> [DIRECTIONS] For this exercise, repeat the records below exactly and omit every picture.

> [THE INPUT]

########

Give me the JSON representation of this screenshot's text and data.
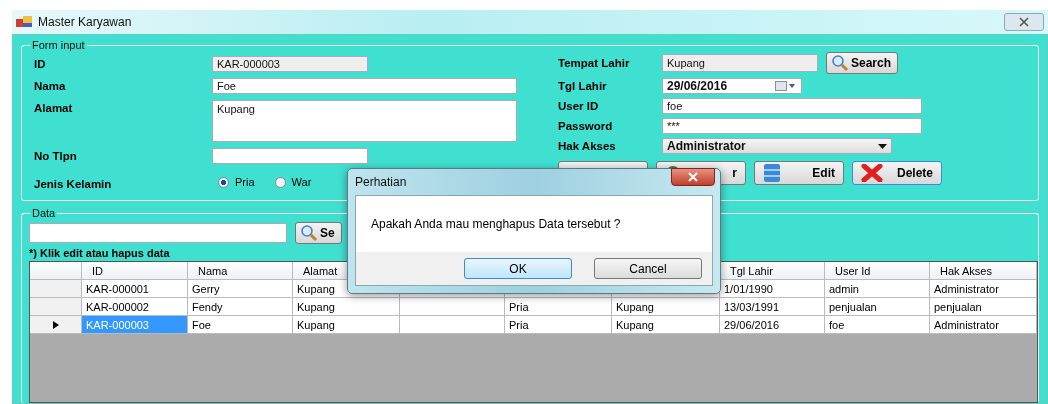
{
  "window": {
    "title": "Master Karyawan"
  },
  "form_input": {
    "title": "Form input",
    "left_fields": [
      {
        "label": "ID",
        "kind": "readonly",
        "value": "KAR-000003"
      },
      {
        "label": "Nama",
        "kind": "text",
        "value": "Foe"
      },
      {
        "label": "Alamat",
        "kind": "textarea",
        "value": "Kupang"
      },
      {
        "label": "No Tlpn",
        "kind": "short"
      },
      {
        "label": "Jenis Kelamin",
        "kind": "radio",
        "options": [
          {
            "label": "Pria",
            "selected": true
          },
          {
            "label": "War",
            "selected": false
          }
        ]
      }
    ],
    "right_fields": [
      {
        "label": "Tempat Lahir",
        "kind": "readonly",
        "value": "Kupang",
        "button": "Search"
      },
      {
        "label": "Tgl Lahir",
        "kind": "date",
        "value": "29/06/2016"
      },
      {
        "label": "User ID",
        "kind": "text",
        "value": "foe"
      },
      {
        "label": "Password",
        "kind": "text",
        "value": "***"
      },
      {
        "label": "Hak Akses",
        "kind": "combo",
        "value": "Administrator"
      }
    ],
    "buttons": [
      {
        "kind": "blank"
      },
      {
        "kind": "clear",
        "label": "r"
      },
      {
        "kind": "edit",
        "label": "Edit"
      },
      {
        "kind": "delete",
        "label": "Delete"
      }
    ]
  },
  "data": {
    "title": "Data",
    "search_button": "Se",
    "note": "*) Klik edit atau hapus data",
    "table": {
      "columns": [
        "ID",
        "Nama",
        "Alamat",
        null,
        null,
        null,
        "Tgl Lahir",
        "User Id",
        "Hak Akses"
      ],
      "rows": [
        {
          "selected": false,
          "cells": [
            "KAR-000001",
            "Gerry",
            "Kupang",
            null,
            null,
            null,
            "1/01/1990",
            "admin",
            "Administrator"
          ]
        },
        {
          "selected": false,
          "cells": [
            "KAR-000002",
            "Fendy",
            "Kupang",
            null,
            "Pria",
            "Kupang",
            "13/03/1991",
            "penjualan",
            "penjualan"
          ]
        },
        {
          "selected": true,
          "cells": [
            "KAR-000003",
            "Foe",
            "Kupang",
            null,
            "Pria",
            "Kupang",
            "29/06/2016",
            "foe",
            "Administrator"
          ]
        }
      ]
    }
  },
  "dialog": {
    "title": "Perhatian",
    "message": "Apakah Anda mau menghapus Data tersebut ?",
    "buttons": [
      {
        "label": "OK",
        "focused": true
      },
      {
        "label": "Cancel",
        "focused": false
      }
    ]
  }
}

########

> [RESPONSE BELOW]
Give me the JSON representation of this screenshot's text and data.
{
  "window": {
    "title": "Master Karyawan"
  },
  "form_input": {
    "title": "Form input",
    "left_fields": [
      {
        "label": "ID",
        "kind": "readonly",
        "value": "KAR-000003"
      },
      {
        "label": "Nama",
        "kind": "text",
        "value": "Foe"
      },
      {
        "label": "Alamat",
        "kind": "textarea",
        "value": "Kupang"
      },
      {
        "label": "No Tlpn",
        "kind": "short"
      },
      {
        "label": "Jenis Kelamin",
        "kind": "radio",
        "options": [
          {
            "label": "Pria",
            "selected": true
          },
          {
            "label": "War",
            "selected": false
          }
        ]
      }
    ],
    "right_fields": [
      {
        "label": "Tempat Lahir",
        "kind": "readonly",
        "value": "Kupang",
        "button": "Search"
      },
      {
        "label": "Tgl Lahir",
        "kind": "date",
        "value": "29/06/2016"
      },
      {
        "label": "User ID",
        "kind": "text",
        "value": "foe"
      },
      {
        "label": "Password",
        "kind": "text",
        "value": "***"
      },
      {
        "label": "Hak Akses",
        "kind": "combo",
        "value": "Administrator"
      }
    ],
    "buttons": [
      {
        "kind": "blank"
      },
      {
        "kind": "clear",
        "label": "r"
      },
      {
        "kind": "edit",
        "label": "Edit"
      },
      {
        "kind": "delete",
        "label": "Delete"
      }
    ]
  },
  "data": {
    "title": "Data",
    "search_button": "Se",
    "note": "*) Klik edit atau hapus data",
    "table": {
      "columns": [
        "ID",
        "Nama",
        "Alamat",
        null,
        null,
        null,
        "Tgl Lahir",
        "User Id",
        "Hak Akses"
      ],
      "rows": [
        {
          "selected": false,
          "cells": [
            "KAR-000001",
            "Gerry",
            "Kupang",
            null,
            null,
            null,
            "1/01/1990",
            "admin",
            "Administrator"
          ]
        },
        {
          "selected": false,
          "cells": [
            "KAR-000002",
            "Fendy",
            "Kupang",
            null,
            "Pria",
            "Kupang",
            "13/03/1991",
            "penjualan",
            "penjualan"
          ]
        },
        {
          "selected": true,
          "cells": [
            "KAR-000003",
            "Foe",
            "Kupang",
            null,
            "Pria",
            "Kupang",
            "29/06/2016",
            "foe",
            "Administrator"
          ]
        }
      ]
    }
  },
  "dialog": {
    "title": "Perhatian",
    "message": "Apakah Anda mau menghapus Data tersebut ?",
    "buttons": [
      {
        "label": "OK",
        "focused": true
      },
      {
        "label": "Cancel",
        "focused": false
      }
    ]
  }
}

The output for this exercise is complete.